28 Limits Policy.
28.1 Economic capital limit.
28.2 Setting economic capital limits.
28.3 Gap limit.
28.4 Income sensitivity limit.
29 Income Smoothing Strategies.
29.1 Important preliminary comment about income smoothing and fraud.
29.2 Examples of income smoothing.
29.3 Example of a cumulative AFS bonds income smoothing strategy.
29.4 ALM and Hawks martingale.
30 Economic Value Management: The A/L Manager’s Optimization Programme Under Economic Capital Constraints and Accounting Constraints.
30.1 Point of view of “traditional A/L managers” and criticism of the models.
30.2 Economic value management.
30.3 Economic value optimization using grid methodology.
31 Application to Banking Book Activities.
31.1 Deposit accounts: valuation and hedging in an economic capital approach using the grid methodology.

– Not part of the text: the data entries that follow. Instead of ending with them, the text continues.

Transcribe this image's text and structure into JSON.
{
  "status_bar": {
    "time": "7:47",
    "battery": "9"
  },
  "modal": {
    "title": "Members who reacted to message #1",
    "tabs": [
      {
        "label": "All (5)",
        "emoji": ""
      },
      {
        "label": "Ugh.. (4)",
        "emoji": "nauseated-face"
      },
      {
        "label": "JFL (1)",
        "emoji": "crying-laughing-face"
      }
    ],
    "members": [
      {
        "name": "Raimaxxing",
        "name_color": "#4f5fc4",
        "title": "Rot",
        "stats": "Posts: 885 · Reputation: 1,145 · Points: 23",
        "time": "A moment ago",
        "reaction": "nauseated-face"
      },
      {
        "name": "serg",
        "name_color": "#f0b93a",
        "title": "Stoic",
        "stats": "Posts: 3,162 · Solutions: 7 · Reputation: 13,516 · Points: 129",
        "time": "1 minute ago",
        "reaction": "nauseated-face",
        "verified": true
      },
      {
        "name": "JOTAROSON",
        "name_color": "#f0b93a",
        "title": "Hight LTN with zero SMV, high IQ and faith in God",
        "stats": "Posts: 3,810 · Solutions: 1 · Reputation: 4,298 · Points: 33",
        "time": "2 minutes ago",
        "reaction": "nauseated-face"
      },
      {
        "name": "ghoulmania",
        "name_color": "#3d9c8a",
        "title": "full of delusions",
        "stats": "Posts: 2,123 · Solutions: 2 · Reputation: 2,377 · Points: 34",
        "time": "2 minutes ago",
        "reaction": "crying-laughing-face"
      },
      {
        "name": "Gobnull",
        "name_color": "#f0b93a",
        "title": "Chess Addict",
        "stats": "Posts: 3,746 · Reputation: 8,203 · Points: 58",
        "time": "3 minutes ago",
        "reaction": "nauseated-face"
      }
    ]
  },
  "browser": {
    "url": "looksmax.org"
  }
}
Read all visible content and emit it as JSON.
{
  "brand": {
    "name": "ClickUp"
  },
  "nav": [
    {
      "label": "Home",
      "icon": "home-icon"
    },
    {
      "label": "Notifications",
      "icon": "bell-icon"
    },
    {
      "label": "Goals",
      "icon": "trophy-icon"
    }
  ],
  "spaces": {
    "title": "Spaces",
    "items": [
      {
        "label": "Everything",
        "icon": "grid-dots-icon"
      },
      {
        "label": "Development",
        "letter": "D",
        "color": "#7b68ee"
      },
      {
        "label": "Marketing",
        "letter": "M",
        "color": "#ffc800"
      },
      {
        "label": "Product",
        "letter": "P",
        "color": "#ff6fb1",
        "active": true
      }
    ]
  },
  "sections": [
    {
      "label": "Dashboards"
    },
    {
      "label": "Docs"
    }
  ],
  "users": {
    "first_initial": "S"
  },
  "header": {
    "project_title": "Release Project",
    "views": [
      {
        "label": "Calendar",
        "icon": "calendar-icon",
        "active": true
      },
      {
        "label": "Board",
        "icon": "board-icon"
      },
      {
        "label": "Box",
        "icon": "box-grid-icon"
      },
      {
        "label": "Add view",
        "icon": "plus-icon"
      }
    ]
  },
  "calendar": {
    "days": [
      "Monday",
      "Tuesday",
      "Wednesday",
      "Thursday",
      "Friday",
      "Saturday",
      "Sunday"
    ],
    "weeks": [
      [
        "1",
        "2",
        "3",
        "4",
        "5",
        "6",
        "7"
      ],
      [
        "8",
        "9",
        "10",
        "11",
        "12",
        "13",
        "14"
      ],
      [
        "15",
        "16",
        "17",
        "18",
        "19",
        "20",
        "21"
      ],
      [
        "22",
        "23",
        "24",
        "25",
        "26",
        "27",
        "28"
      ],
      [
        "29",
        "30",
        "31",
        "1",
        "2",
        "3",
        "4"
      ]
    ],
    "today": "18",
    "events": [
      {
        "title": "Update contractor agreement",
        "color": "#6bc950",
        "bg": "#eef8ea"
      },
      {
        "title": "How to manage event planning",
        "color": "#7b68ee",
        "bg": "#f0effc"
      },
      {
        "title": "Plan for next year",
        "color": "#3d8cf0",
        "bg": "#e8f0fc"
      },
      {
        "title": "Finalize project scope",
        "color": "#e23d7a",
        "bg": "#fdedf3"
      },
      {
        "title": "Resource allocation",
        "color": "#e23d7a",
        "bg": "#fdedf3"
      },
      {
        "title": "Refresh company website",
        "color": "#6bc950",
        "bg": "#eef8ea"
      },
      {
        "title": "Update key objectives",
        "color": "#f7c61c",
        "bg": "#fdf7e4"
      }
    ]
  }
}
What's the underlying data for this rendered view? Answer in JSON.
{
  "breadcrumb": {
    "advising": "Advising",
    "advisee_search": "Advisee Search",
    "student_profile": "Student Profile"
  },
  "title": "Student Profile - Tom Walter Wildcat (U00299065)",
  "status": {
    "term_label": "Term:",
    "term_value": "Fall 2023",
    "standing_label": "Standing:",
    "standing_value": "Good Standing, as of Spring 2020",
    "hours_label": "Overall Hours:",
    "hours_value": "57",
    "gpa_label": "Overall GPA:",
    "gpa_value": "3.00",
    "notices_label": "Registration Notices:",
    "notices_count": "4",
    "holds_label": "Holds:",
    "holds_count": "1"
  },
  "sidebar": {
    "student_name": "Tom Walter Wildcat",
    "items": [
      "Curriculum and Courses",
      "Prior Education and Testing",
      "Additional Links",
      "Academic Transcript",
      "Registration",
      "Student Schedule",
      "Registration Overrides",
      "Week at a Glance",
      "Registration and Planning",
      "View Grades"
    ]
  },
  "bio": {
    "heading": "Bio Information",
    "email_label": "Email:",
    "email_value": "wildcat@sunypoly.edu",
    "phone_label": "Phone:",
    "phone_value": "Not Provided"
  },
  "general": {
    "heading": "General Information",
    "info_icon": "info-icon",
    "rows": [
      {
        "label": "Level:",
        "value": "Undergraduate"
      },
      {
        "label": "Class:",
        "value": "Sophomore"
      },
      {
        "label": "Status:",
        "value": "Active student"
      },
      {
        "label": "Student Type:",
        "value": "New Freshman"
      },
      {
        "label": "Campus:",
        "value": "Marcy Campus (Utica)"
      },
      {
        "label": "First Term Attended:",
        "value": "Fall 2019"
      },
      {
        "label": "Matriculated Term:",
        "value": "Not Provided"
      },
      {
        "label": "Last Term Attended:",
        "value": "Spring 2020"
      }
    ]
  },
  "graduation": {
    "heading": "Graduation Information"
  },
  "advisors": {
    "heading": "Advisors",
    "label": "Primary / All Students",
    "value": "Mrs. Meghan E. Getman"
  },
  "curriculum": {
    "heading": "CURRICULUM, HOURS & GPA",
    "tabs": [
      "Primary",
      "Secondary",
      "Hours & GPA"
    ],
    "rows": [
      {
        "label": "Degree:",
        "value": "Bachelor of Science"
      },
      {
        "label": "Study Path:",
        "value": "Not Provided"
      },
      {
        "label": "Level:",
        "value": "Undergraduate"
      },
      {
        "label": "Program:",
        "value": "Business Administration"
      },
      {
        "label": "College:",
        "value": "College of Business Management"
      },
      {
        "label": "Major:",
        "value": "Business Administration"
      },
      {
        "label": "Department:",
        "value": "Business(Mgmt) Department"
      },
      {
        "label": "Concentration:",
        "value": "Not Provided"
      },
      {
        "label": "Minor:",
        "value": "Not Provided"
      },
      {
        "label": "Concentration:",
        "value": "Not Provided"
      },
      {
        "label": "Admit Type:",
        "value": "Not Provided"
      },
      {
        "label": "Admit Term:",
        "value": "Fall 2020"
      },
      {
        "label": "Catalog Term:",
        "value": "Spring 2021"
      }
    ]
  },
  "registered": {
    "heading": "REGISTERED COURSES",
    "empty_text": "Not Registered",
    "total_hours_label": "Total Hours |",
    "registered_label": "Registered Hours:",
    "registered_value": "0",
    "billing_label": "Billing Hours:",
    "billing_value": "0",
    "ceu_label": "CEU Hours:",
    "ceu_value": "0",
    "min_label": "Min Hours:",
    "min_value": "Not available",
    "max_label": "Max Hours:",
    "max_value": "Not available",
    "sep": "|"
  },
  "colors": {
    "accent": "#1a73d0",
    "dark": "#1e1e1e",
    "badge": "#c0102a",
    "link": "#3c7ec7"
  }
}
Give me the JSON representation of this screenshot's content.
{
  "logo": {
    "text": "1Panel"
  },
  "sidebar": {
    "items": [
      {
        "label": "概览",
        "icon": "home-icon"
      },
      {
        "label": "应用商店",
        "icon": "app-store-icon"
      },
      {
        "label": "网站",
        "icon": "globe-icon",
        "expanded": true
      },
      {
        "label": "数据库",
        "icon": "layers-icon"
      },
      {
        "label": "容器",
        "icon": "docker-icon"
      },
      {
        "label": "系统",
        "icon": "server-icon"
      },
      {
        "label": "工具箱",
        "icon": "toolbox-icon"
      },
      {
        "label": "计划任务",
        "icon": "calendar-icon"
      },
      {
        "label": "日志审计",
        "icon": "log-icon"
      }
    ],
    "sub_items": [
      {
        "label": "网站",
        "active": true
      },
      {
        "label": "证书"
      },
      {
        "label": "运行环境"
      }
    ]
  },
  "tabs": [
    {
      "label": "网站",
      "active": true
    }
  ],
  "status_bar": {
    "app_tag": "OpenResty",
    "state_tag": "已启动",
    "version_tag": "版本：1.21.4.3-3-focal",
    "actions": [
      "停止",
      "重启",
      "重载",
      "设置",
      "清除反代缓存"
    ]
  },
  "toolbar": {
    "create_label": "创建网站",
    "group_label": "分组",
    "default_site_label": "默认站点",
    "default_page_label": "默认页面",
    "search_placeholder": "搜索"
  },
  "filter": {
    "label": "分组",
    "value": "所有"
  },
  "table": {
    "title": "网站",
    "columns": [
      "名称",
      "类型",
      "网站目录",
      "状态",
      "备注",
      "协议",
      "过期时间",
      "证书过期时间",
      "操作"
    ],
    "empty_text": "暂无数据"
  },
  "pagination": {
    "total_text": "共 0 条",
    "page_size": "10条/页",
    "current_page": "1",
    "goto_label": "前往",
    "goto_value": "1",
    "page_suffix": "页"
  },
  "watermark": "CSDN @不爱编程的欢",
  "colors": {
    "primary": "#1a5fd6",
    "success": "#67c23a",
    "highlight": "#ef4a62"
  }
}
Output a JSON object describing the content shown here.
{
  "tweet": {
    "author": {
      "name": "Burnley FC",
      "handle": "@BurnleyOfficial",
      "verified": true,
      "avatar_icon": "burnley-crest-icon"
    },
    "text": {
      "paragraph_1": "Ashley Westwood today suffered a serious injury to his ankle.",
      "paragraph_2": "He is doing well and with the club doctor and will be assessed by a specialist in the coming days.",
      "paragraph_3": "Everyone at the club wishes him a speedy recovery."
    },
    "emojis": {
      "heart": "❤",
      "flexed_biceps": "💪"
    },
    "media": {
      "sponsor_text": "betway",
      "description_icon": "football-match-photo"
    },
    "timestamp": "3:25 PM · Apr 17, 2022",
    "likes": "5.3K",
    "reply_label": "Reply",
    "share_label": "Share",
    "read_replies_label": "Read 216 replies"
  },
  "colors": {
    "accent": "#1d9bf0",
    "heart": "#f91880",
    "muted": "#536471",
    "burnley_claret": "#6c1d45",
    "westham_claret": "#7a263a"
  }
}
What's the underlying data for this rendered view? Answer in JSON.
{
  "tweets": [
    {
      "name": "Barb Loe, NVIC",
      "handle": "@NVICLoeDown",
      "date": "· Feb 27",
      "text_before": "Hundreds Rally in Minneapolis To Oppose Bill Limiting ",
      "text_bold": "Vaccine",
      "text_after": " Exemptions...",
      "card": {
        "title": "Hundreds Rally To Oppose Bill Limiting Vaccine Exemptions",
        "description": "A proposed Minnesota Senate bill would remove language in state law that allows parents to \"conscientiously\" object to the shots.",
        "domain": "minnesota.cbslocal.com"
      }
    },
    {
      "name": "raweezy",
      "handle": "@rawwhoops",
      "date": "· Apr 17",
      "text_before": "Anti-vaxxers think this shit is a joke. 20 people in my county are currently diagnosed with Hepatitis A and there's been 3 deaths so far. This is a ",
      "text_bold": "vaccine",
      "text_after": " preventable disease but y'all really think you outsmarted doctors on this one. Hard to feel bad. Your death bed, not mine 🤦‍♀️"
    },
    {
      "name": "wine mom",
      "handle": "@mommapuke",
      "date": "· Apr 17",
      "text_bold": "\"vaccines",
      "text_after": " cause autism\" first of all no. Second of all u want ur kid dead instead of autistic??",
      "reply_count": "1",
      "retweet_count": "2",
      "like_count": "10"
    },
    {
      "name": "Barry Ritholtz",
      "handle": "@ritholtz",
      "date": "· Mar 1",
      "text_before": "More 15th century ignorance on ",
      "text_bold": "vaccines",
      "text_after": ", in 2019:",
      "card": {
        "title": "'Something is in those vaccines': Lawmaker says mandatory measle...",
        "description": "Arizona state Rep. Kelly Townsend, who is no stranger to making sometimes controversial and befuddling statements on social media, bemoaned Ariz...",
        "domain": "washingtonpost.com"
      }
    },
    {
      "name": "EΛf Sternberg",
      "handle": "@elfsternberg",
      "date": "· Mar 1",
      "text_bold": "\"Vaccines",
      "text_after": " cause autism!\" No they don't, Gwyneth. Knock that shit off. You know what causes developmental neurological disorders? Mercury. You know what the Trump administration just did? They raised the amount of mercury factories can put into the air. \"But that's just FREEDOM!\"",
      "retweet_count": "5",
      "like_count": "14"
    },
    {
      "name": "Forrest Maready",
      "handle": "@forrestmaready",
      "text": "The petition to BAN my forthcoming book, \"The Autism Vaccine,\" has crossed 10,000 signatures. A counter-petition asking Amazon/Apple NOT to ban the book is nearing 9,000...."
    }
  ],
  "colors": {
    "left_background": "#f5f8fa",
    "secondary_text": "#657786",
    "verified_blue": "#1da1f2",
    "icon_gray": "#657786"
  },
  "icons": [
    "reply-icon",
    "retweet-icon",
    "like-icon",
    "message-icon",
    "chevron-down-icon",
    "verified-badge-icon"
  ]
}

31.2 Application to Stock Market Book.
31.3 Application to Credit Risk Book.
31.4 Prepayment risk optimal hedging strategies.
31.5 Application to a global Banking Book including business and model risk.
31.6 Direct demand deposit income smoothing through a simple example.
32 Economic Value Management in Insurance Companies and in Capital Book Management.
32.1 Economic value management in insurance companies.
32.2 Application to economic Capital Book management.
PART VIII CONCLUSIONS ON THE ALM OF TOMORROW.
33 Conclusions on the Future of ALM.
33.1 ALM diversity.
33.2 ALM benchmarking.
33.3 Conclusions on ALM and models.
PART IX ANNEXES.
34 Statistical Advanced Tools.
34.1 Extreme points.
35 The Basis of Interest Rate Modelling.
35.1 Yield curve reconstitution.
35.2 Yield curve stochastic interest rate models.